(RECORDS PROVIDED Opens)

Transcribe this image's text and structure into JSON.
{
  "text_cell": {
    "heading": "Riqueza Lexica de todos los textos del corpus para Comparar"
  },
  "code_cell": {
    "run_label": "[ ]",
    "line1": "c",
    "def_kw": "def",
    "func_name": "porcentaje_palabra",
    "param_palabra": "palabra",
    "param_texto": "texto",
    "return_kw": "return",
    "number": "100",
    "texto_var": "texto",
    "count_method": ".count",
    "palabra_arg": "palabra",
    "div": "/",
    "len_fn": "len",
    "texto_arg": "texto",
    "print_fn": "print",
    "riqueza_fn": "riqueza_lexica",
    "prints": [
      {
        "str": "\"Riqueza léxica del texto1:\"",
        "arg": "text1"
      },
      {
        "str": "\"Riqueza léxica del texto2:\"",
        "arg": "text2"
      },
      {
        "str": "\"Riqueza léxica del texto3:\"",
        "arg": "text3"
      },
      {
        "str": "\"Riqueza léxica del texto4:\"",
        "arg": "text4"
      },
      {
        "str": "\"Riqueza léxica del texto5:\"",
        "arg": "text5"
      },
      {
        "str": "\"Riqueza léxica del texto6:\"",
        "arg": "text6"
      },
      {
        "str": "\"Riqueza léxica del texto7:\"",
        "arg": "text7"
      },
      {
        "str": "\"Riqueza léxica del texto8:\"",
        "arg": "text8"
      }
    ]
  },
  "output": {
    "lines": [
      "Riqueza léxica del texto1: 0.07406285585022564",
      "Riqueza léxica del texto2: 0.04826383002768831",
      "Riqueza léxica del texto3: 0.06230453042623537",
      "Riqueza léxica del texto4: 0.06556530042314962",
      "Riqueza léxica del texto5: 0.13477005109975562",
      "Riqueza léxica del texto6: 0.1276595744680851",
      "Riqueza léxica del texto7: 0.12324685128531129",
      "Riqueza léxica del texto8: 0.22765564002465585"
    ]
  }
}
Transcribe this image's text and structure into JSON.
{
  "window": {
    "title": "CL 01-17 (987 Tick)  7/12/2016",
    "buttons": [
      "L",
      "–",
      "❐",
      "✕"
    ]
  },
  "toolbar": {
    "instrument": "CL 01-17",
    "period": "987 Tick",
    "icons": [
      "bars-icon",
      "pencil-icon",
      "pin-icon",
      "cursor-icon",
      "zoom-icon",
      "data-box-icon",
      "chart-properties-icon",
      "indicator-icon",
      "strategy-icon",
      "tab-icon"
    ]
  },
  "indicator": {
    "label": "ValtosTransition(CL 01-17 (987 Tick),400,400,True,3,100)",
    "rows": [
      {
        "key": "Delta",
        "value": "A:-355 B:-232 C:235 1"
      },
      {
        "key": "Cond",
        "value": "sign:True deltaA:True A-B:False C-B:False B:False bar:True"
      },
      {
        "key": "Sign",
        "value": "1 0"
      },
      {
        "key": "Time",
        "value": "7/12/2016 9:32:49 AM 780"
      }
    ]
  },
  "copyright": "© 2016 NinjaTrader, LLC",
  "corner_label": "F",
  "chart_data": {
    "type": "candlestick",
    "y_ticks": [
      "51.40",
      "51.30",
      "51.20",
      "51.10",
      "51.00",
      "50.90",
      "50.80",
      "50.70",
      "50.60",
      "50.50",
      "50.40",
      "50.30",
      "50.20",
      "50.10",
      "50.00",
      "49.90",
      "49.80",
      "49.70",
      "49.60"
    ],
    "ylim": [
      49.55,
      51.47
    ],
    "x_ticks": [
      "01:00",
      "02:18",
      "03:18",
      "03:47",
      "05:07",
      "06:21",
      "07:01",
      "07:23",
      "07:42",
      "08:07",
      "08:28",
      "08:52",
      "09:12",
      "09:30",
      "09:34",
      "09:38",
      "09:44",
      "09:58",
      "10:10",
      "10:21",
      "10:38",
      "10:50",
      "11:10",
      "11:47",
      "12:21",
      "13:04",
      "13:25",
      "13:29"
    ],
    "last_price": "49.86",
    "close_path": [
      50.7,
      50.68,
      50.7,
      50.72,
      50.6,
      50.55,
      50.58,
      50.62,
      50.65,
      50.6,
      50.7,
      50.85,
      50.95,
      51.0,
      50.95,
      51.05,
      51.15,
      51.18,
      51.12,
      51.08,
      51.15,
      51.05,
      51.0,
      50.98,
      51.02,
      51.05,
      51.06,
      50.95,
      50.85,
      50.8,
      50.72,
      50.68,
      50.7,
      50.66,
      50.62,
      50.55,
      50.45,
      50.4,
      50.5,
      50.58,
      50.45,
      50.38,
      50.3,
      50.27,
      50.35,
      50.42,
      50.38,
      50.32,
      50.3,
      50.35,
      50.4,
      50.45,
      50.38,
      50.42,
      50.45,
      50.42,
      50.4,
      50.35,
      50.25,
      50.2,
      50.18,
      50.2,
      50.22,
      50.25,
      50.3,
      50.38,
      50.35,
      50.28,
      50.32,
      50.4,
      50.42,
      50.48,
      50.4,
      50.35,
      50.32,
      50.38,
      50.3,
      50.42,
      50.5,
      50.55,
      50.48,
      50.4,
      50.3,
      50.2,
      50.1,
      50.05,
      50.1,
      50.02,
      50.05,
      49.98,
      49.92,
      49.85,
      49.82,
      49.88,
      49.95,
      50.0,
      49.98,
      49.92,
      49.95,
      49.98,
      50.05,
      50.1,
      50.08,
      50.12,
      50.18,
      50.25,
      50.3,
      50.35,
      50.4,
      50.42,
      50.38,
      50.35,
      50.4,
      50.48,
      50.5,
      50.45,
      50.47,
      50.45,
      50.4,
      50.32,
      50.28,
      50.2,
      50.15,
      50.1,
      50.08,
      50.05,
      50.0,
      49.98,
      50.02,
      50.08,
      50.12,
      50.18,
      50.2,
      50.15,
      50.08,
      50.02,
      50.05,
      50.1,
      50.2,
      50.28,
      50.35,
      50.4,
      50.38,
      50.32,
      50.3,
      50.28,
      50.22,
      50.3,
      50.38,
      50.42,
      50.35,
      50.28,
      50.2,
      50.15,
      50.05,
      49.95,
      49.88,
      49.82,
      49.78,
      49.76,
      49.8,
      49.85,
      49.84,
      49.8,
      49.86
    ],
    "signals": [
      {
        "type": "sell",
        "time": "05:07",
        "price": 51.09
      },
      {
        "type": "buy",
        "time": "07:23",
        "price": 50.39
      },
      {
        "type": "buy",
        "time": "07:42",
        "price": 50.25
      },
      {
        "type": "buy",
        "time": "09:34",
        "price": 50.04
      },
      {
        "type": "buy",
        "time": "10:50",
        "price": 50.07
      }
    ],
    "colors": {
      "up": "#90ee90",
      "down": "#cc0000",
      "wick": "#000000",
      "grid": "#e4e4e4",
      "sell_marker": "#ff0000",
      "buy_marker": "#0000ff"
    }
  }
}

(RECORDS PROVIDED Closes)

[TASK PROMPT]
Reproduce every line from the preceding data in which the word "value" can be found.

[YOUR RESPONSE]
        "value": "A:-355 B:-232 C:235 1"
        "value": "sign:True deltaA:True A-B:False C-B:False B:False bar:True"
        "value": "1 0"
        "value": "7/12/2016 9:32:49 AM 780"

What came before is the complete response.